■ WORK INSTRUCTIONS: The entries below should be set down again exactly, with every picture left out.
··········
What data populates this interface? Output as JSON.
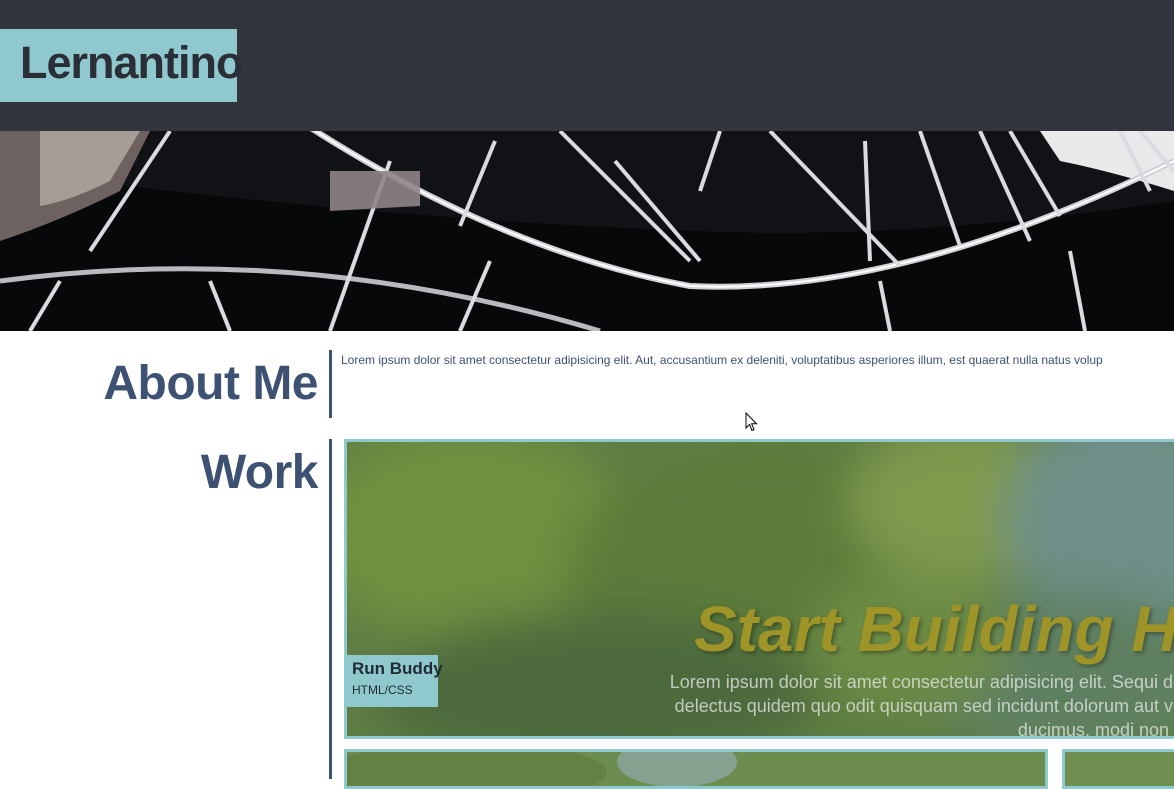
{
  "header": {
    "brand": "Lernantino"
  },
  "about": {
    "title": "About Me",
    "text": "Lorem ipsum dolor sit amet consectetur adipisicing elit. Aut, accusantium ex deleniti, voluptatibus asperiores illum, est quaerat nulla natus volup"
  },
  "work": {
    "title": "Work",
    "featured": {
      "headline": "Start Building H",
      "body_lines": [
        "Lorem ipsum dolor sit amet consectetur adipisicing elit. Sequi de",
        "delectus quidem quo odit quisquam sed incidunt dolorum aut ve",
        "ducimus, modi non c"
      ],
      "label_title": "Run Buddy",
      "label_sub": "HTML/CSS"
    }
  },
  "colors": {
    "header_bg": "#32353d",
    "accent": "#8fc9cd",
    "heading": "#3d5172"
  }
}
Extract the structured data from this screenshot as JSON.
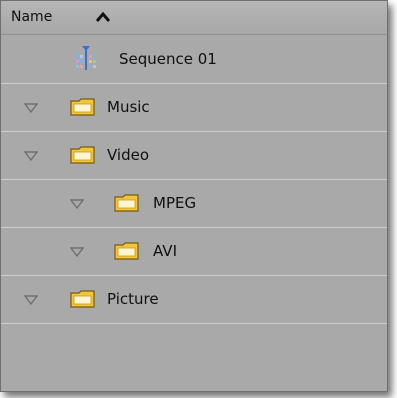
{
  "header": {
    "column_label": "Name",
    "sort_icon": "sort-ascending-icon"
  },
  "items": [
    {
      "label": "Sequence 01",
      "icon": "sequence-icon",
      "expandable": false,
      "depth": 1
    },
    {
      "label": "Music",
      "icon": "folder-icon",
      "expandable": true,
      "depth": 0
    },
    {
      "label": "Video",
      "icon": "folder-icon",
      "expandable": true,
      "depth": 0
    },
    {
      "label": "MPEG",
      "icon": "folder-icon",
      "expandable": true,
      "depth": 1
    },
    {
      "label": "AVI",
      "icon": "folder-icon",
      "expandable": true,
      "depth": 1
    },
    {
      "label": "Picture",
      "icon": "folder-icon",
      "expandable": true,
      "depth": 0
    }
  ],
  "colors": {
    "panel_background": "#a9a9a9",
    "row_separator": "#cfcfcf",
    "folder_fill": "#f3c53b",
    "folder_outline": "#7a5a10"
  }
}
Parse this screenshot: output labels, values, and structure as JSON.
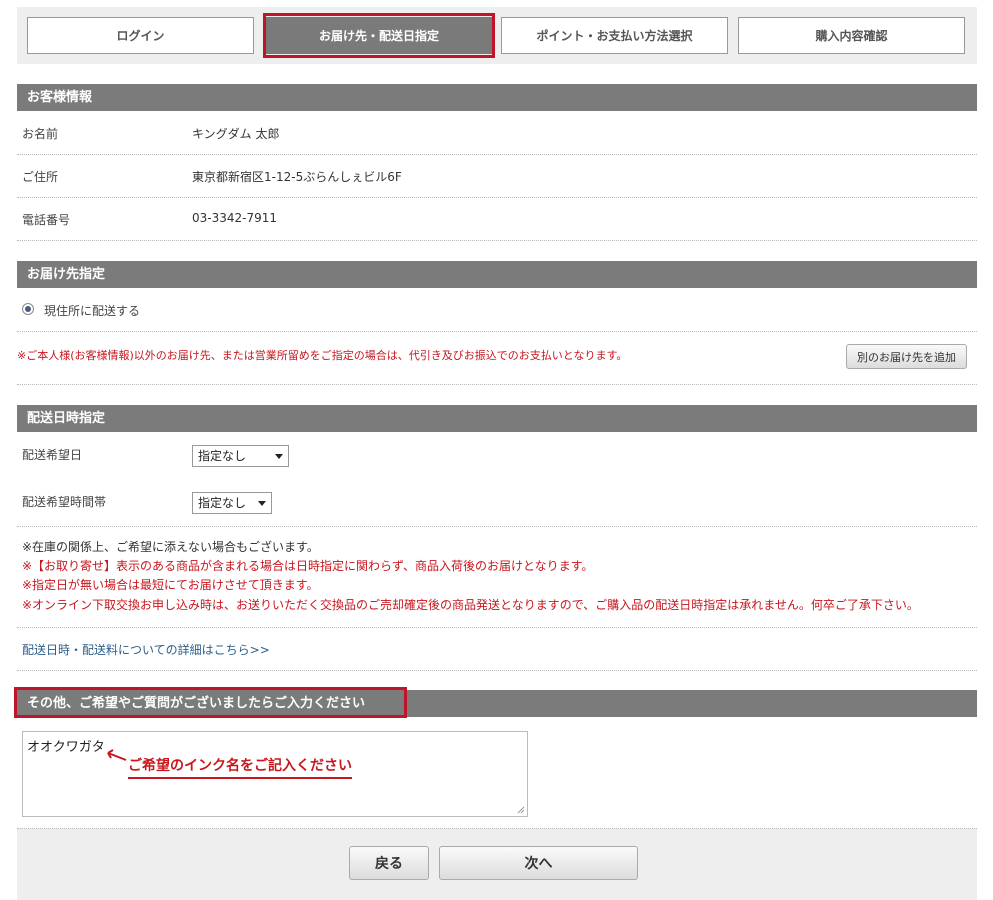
{
  "steps": [
    {
      "label": "ログイン",
      "active": false
    },
    {
      "label": "お届け先・配送日指定",
      "active": true
    },
    {
      "label": "ポイント・お支払い方法選択",
      "active": false
    },
    {
      "label": "購入内容確認",
      "active": false
    }
  ],
  "customer": {
    "header": "お客様情報",
    "name_label": "お名前",
    "name_value": "キングダム 太郎",
    "address_label": "ご住所",
    "address_value": "東京都新宿区1-12-5ぶらんしぇビル6F",
    "phone_label": "電話番号",
    "phone_value": "03-3342-7911"
  },
  "delivery": {
    "header": "お届け先指定",
    "radio_label": "現住所に配送する",
    "notice": "※ご本人様(お客様情報)以外のお届け先、または営業所留めをご指定の場合は、代引き及びお振込でのお支払いとなります。",
    "add_button": "別のお届け先を追加"
  },
  "schedule": {
    "header": "配送日時指定",
    "date_label": "配送希望日",
    "date_value": "指定なし",
    "time_label": "配送希望時間帯",
    "time_value": "指定なし",
    "notes": [
      "※在庫の関係上、ご希望に添えない場合もございます。",
      "※【お取り寄せ】表示のある商品が含まれる場合は日時指定に関わらず、商品入荷後のお届けとなります。",
      "※指定日が無い場合は最短にてお届けさせて頂きます。",
      "※オンライン下取交換お申し込み時は、お送りいただく交換品のご売却確定後の商品発送となりますので、ご購入品の配送日時指定は承れません。何卒ご了承下さい。"
    ],
    "details_link": "配送日時・配送料についての詳細はこちら>>"
  },
  "comments": {
    "header": "その他、ご希望やご質問がございましたらご入力ください",
    "text": "オオクワガタ",
    "annotation": "ご希望のインク名をご記入ください"
  },
  "footer": {
    "back_button": "戻る",
    "next_button": "次へ"
  },
  "colors": {
    "accent_red": "#c0142a",
    "bar_gray": "#7b7b7b",
    "link_blue": "#2a5d8a"
  }
}
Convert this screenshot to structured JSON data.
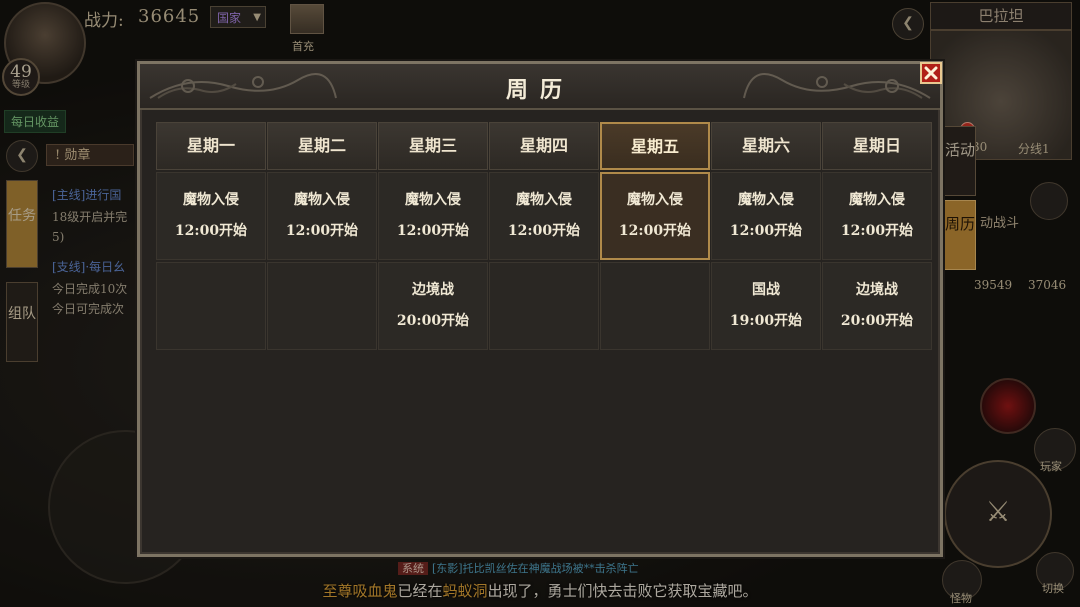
{
  "hud": {
    "level": "49",
    "level_sub": "等级",
    "power_label": "战力:",
    "power_value": "36645",
    "nation_dropdown": "国家",
    "first_charge_label": "首充",
    "daily_income": "每日收益",
    "medal_button": "! 勋章",
    "task_tab": "任务",
    "team_tab": "组队",
    "quests": [
      "[主线]进行国",
      "18级开启并完",
      "5)",
      "[支线]·每日幺",
      "今日完成10次",
      "今日可完成次"
    ],
    "minimap_title": "巴拉坦",
    "minimap_coord": "30",
    "minimap_line": "分线1",
    "activity_button": "活动",
    "calendar_button": "周历",
    "auto_battle": "动战斗",
    "stat_a": "39549",
    "stat_b": "37046",
    "player_label": "玩家",
    "treasure_label": "怪物",
    "switch_label": "切换"
  },
  "chat": {
    "system_tag": "系统",
    "message": "[东影]托比凯丝佐在神魔战场被**击杀阵亡"
  },
  "broadcast": {
    "highlight1": "至尊吸血鬼",
    "text1": "已经在",
    "highlight2": "蚂蚁洞",
    "text2": "出现了，勇士们快去击败它获取宝藏吧。"
  },
  "modal": {
    "title": "周历",
    "days": [
      "星期一",
      "星期二",
      "星期三",
      "星期四",
      "星期五",
      "星期六",
      "星期日"
    ],
    "today_index": 4,
    "row1": [
      {
        "name": "魔物入侵",
        "time": "12:00开始"
      },
      {
        "name": "魔物入侵",
        "time": "12:00开始"
      },
      {
        "name": "魔物入侵",
        "time": "12:00开始"
      },
      {
        "name": "魔物入侵",
        "time": "12:00开始"
      },
      {
        "name": "魔物入侵",
        "time": "12:00开始"
      },
      {
        "name": "魔物入侵",
        "time": "12:00开始"
      },
      {
        "name": "魔物入侵",
        "time": "12:00开始"
      }
    ],
    "row2": [
      {
        "name": "",
        "time": ""
      },
      {
        "name": "",
        "time": ""
      },
      {
        "name": "边境战",
        "time": "20:00开始"
      },
      {
        "name": "",
        "time": ""
      },
      {
        "name": "",
        "time": ""
      },
      {
        "name": "国战",
        "time": "19:00开始"
      },
      {
        "name": "边境战",
        "time": "20:00开始"
      }
    ]
  }
}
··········
■ WRITTEN RESPONSE:
What data populates this interface? Output as JSON.
{
  "header": {
    "brand": "Lernantino"
  },
  "about": {
    "title": "About Me",
    "text": "Lorem ipsum dolor sit amet consectetur adipisicing elit. Aut, accusantium ex deleniti, voluptatibus asperiores illum, est quaerat nulla natus volup"
  },
  "work": {
    "title": "Work",
    "featured": {
      "headline": "Start Building H",
      "body_lines": [
        "Lorem ipsum dolor sit amet consectetur adipisicing elit. Sequi de",
        "delectus quidem quo odit quisquam sed incidunt dolorum aut ve",
        "ducimus, modi non c"
      ],
      "label_title": "Run Buddy",
      "label_sub": "HTML/CSS"
    }
  },
  "colors": {
    "header_bg": "#32353d",
    "accent": "#8fc9cd",
    "heading": "#3d5172"
  }
}
Extract the structured data from this screenshot as JSON.
{
  "header": {
    "column_label": "Name",
    "sort_icon": "sort-ascending-icon"
  },
  "items": [
    {
      "label": "Sequence 01",
      "icon": "sequence-icon",
      "expandable": false,
      "depth": 1
    },
    {
      "label": "Music",
      "icon": "folder-icon",
      "expandable": true,
      "depth": 0
    },
    {
      "label": "Video",
      "icon": "folder-icon",
      "expandable": true,
      "depth": 0
    },
    {
      "label": "MPEG",
      "icon": "folder-icon",
      "expandable": true,
      "depth": 1
    },
    {
      "label": "AVI",
      "icon": "folder-icon",
      "expandable": true,
      "depth": 1
    },
    {
      "label": "Picture",
      "icon": "folder-icon",
      "expandable": true,
      "depth": 0
    }
  ],
  "colors": {
    "panel_background": "#a9a9a9",
    "row_separator": "#cfcfcf",
    "folder_fill": "#f3c53b",
    "folder_outline": "#7a5a10"
  }
}
Parse this screenshot: output labels, values, and structure as JSON.
{
  "steps": [
    {
      "label": "ログイン",
      "active": false
    },
    {
      "label": "お届け先・配送日指定",
      "active": true
    },
    {
      "label": "ポイント・お支払い方法選択",
      "active": false
    },
    {
      "label": "購入内容確認",
      "active": false
    }
  ],
  "customer": {
    "header": "お客様情報",
    "name_label": "お名前",
    "name_value": "キングダム 太郎",
    "address_label": "ご住所",
    "address_value": "東京都新宿区1-12-5ぶらんしぇビル6F",
    "phone_label": "電話番号",
    "phone_value": "03-3342-7911"
  },
  "delivery": {
    "header": "お届け先指定",
    "radio_label": "現住所に配送する",
    "notice": "※ご本人様(お客様情報)以外のお届け先、または営業所留めをご指定の場合は、代引き及びお振込でのお支払いとなります。",
    "add_button": "別のお届け先を追加"
  },
  "schedule": {
    "header": "配送日時指定",
    "date_label": "配送希望日",
    "date_value": "指定なし",
    "time_label": "配送希望時間帯",
    "time_value": "指定なし",
    "notes": [
      "※在庫の関係上、ご希望に添えない場合もございます。",
      "※【お取り寄せ】表示のある商品が含まれる場合は日時指定に関わらず、商品入荷後のお届けとなります。",
      "※指定日が無い場合は最短にてお届けさせて頂きます。",
      "※オンライン下取交換お申し込み時は、お送りいただく交換品のご売却確定後の商品発送となりますので、ご購入品の配送日時指定は承れません。何卒ご了承下さい。"
    ],
    "details_link": "配送日時・配送料についての詳細はこちら>>"
  },
  "comments": {
    "header": "その他、ご希望やご質問がございましたらご入力ください",
    "text": "オオクワガタ",
    "annotation": "ご希望のインク名をご記入ください"
  },
  "footer": {
    "back_button": "戻る",
    "next_button": "次へ"
  },
  "colors": {
    "accent_red": "#c0142a",
    "bar_gray": "#7b7b7b",
    "link_blue": "#2a5d8a"
  }
}
Convert this screenshot to structured JSON data.
{
  "hud": {
    "level": "49",
    "level_sub": "等级",
    "power_label": "战力:",
    "power_value": "36645",
    "nation_dropdown": "国家",
    "first_charge_label": "首充",
    "daily_income": "每日收益",
    "medal_button": "! 勋章",
    "task_tab": "任务",
    "team_tab": "组队",
    "quests": [
      "[主线]进行国",
      "18级开启并完",
      "5)",
      "[支线]·每日幺",
      "今日完成10次",
      "今日可完成次"
    ],
    "minimap_title": "巴拉坦",
    "minimap_coord": "30",
    "minimap_line": "分线1",
    "activity_button": "活动",
    "calendar_button": "周历",
    "auto_battle": "动战斗",
    "stat_a": "39549",
    "stat_b": "37046",
    "player_label": "玩家",
    "treasure_label": "怪物",
    "switch_label": "切换"
  },
  "chat": {
    "system_tag": "系统",
    "message": "[东影]托比凯丝佐在神魔战场被**击杀阵亡"
  },
  "broadcast": {
    "highlight1": "至尊吸血鬼",
    "text1": "已经在",
    "highlight2": "蚂蚁洞",
    "text2": "出现了，勇士们快去击败它获取宝藏吧。"
  },
  "modal": {
    "title": "周历",
    "days": [
      "星期一",
      "星期二",
      "星期三",
      "星期四",
      "星期五",
      "星期六",
      "星期日"
    ],
    "today_index": 4,
    "row1": [
      {
        "name": "魔物入侵",
        "time": "12:00开始"
      },
      {
        "name": "魔物入侵",
        "time": "12:00开始"
      },
      {
        "name": "魔物入侵",
        "time": "12:00开始"
      },
      {
        "name": "魔物入侵",
        "time": "12:00开始"
      },
      {
        "name": "魔物入侵",
        "time": "12:00开始"
      },
      {
        "name": "魔物入侵",
        "time": "12:00开始"
      },
      {
        "name": "魔物入侵",
        "time": "12:00开始"
      }
    ],
    "row2": [
      {
        "name": "",
        "time": ""
      },
      {
        "name": "",
        "time": ""
      },
      {
        "name": "边境战",
        "time": "20:00开始"
      },
      {
        "name": "",
        "time": ""
      },
      {
        "name": "",
        "time": ""
      },
      {
        "name": "国战",
        "time": "19:00开始"
      },
      {
        "name": "边境战",
        "time": "20:00开始"
      }
    ]
  }
}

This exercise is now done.